Clearly you are not a beekeeper. I am. There are many limiting factors in increasing the number of hives maintained. The shear amount of work and time it takes you to maintain the hives becomes unmanageable. Hiring employees isn't as easy as it is with other profession, for some reason lots of people won't take a job where they wear a sealed up thick hot suit in the blazing sun all day because its the better choice than getting stung by the insects you are working with.
You also need the physical space for the hives in a place where there is enough forage for the bees to feed on. Increasing by a factor of 10 isn't just adding 10 new hives to one location for every one already there, its finding new sites in rural areas a significant distance from the sites you already have (bees typically fly up to 3 miles). Having new sites vastly increases the amount of time it takes to maintain the hives since a lot of travel time is added in addition to the extra management. While backyard beekeepers can keep a few hives and no one notices, 10+ in a single location means you need to start looking for places with acreage isolated from the public.
On top of that the equipment has to purchased, built, painted and carted to the new areas (you can hire for this part thankfully). The existing hives have to be split in a responsible manner that leaves the parent hive strong enough to survive, getting 3-4 new hives out of 1 every year is more than is usually practical 10 is ridiculous. Doing one split in spring (going from 1 hive to 2) is common, maybe a second split in late spring or fall if the hive is strong.

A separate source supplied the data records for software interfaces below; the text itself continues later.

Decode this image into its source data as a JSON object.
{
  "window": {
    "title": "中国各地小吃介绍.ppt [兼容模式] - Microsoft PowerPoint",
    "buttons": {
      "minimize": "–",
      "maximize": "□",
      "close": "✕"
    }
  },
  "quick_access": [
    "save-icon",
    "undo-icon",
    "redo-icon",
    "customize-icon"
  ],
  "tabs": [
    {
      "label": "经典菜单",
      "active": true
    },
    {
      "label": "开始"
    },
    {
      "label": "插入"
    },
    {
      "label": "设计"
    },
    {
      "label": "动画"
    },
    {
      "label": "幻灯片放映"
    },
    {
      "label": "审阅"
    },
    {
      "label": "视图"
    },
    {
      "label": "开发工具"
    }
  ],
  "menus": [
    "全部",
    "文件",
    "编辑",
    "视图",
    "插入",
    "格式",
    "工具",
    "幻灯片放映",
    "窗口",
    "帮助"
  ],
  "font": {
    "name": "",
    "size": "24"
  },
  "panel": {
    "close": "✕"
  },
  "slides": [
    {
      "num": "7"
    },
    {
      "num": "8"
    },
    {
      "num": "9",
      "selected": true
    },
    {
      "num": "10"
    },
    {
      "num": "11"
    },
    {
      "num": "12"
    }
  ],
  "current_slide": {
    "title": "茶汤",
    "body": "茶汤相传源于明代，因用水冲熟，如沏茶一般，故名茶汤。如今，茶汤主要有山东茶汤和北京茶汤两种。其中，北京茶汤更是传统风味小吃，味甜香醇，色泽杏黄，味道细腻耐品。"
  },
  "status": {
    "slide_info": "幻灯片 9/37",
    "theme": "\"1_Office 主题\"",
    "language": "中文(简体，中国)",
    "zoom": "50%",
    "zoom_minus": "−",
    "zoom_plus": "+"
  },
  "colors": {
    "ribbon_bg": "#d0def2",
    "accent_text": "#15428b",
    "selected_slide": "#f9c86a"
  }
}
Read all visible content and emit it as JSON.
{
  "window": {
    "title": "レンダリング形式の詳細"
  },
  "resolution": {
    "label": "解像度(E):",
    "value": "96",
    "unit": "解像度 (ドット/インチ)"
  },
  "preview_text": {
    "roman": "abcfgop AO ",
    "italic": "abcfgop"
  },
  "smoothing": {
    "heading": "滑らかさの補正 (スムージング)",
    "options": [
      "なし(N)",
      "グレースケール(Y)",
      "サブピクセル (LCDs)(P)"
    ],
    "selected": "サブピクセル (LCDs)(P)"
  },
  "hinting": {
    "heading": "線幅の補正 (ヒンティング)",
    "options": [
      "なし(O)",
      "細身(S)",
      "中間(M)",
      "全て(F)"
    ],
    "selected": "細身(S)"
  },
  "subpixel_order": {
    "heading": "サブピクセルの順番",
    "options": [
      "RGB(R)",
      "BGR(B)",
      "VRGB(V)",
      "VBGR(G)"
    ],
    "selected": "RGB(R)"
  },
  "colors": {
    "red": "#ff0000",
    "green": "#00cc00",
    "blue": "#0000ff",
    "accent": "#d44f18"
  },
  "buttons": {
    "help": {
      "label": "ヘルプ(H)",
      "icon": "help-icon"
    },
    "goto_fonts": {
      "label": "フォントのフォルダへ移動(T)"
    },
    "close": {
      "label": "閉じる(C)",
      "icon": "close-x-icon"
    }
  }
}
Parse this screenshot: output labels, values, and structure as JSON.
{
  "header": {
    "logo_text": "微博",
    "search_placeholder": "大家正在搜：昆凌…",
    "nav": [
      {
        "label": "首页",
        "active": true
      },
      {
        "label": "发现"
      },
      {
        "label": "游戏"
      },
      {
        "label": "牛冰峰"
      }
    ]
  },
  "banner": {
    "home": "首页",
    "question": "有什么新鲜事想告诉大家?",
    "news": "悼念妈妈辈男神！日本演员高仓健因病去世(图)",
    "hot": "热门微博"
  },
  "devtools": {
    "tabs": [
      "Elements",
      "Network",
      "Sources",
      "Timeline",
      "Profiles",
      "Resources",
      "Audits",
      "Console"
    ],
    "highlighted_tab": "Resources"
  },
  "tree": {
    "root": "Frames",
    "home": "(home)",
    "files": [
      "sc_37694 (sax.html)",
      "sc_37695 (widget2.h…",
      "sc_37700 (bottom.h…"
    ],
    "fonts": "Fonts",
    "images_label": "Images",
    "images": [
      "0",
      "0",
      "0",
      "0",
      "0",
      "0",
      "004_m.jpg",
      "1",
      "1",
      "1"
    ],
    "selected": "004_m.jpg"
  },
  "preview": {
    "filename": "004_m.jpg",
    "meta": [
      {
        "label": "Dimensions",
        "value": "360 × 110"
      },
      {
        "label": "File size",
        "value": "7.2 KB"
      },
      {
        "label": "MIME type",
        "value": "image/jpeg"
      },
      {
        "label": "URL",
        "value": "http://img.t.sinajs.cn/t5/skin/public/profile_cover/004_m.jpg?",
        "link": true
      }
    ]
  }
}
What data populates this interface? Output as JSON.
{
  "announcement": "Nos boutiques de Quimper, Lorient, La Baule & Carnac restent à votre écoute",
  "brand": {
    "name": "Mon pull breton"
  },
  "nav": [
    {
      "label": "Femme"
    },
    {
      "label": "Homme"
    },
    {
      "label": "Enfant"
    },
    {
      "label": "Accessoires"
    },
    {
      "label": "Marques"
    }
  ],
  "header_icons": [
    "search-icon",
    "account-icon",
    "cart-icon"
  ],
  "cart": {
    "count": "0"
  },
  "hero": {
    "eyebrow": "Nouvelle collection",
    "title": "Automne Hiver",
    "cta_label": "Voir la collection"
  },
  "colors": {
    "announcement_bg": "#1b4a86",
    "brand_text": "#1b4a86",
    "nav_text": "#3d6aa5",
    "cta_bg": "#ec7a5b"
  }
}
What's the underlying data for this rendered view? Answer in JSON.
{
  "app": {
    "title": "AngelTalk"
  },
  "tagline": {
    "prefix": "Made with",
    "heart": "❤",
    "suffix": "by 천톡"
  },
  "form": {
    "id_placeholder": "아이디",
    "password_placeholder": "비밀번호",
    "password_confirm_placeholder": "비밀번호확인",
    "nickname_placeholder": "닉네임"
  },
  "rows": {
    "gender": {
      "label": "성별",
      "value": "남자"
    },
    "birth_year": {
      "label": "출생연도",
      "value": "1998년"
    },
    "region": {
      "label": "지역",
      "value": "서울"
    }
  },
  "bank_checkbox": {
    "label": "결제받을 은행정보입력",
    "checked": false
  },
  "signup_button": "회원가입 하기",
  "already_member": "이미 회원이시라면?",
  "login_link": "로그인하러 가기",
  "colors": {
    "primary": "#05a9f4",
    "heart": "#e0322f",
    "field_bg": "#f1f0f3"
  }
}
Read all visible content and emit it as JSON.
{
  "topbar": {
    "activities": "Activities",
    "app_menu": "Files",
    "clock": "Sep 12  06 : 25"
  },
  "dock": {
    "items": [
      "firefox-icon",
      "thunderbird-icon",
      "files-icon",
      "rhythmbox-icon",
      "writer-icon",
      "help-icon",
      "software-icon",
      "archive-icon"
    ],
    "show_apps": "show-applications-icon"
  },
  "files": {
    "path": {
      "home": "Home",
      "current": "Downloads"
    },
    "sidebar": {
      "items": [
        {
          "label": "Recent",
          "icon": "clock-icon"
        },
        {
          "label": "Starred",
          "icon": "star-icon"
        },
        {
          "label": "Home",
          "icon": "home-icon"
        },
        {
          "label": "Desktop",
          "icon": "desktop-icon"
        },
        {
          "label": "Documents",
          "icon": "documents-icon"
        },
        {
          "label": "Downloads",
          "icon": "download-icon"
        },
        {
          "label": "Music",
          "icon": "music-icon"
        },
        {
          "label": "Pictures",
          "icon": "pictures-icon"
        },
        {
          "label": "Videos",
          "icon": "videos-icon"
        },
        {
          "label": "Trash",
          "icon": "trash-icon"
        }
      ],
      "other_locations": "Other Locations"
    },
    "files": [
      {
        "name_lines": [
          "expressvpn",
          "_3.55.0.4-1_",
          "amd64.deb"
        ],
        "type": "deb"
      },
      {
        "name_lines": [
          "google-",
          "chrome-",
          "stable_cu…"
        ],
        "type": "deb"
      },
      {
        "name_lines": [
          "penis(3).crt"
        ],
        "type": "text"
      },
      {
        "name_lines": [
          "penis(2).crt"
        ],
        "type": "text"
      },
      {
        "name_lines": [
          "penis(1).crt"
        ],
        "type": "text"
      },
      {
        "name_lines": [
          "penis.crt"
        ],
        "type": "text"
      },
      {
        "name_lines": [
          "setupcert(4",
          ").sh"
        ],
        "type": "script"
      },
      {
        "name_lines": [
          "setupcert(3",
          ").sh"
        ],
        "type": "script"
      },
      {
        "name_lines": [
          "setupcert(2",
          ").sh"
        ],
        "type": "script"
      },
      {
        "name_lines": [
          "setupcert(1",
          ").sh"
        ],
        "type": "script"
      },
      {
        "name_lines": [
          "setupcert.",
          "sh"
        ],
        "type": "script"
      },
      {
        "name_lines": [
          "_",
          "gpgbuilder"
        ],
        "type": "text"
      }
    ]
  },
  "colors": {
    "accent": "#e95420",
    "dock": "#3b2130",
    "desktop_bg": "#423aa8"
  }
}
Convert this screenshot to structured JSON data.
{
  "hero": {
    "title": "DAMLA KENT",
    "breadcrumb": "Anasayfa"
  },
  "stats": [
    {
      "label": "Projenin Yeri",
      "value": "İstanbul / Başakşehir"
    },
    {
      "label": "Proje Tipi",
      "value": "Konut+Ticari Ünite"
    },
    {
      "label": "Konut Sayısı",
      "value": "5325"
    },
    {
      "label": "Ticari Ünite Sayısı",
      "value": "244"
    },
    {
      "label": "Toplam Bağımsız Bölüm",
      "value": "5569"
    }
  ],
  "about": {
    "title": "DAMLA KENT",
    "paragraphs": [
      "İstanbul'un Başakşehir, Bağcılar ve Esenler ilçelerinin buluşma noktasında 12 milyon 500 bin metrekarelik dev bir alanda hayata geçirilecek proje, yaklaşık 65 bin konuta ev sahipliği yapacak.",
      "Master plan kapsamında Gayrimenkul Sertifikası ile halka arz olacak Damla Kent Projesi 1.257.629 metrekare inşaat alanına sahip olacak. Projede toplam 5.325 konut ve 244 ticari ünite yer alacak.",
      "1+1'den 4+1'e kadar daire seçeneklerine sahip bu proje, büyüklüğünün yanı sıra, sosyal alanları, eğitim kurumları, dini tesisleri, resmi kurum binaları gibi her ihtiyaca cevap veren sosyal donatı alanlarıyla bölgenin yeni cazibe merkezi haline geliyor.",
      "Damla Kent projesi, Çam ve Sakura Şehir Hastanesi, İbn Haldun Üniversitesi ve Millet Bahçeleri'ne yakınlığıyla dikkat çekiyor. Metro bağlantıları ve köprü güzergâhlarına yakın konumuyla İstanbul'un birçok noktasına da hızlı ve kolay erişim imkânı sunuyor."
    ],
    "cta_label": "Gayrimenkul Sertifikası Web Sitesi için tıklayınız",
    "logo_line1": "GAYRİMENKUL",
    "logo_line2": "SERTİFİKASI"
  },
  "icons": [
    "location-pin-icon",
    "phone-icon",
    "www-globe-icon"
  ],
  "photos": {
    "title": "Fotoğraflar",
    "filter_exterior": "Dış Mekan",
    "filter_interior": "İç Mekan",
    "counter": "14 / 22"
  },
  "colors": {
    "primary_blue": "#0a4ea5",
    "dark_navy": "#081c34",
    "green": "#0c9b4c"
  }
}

Then you have to add in the winter losses. Losing 25%-30% of your hives over winter is not uncommon or too far out of the norm. The more you split the weaker the hives will be and the fewer that might make it through the winter.
Once you have planned out all that you need the money to do it. Having a few hives for a hobby is nice, having dozens if not hundreds is a business. In order to support the capital investment in equipment, workers and bees you need pollination contracts (thats what makes beekeepers money, honey is a sideline). Which means you need farmers planting crops that they need bees to pollinate. Of the top crops in America (Corn, Soybeans, Hay, Wheat, Cotton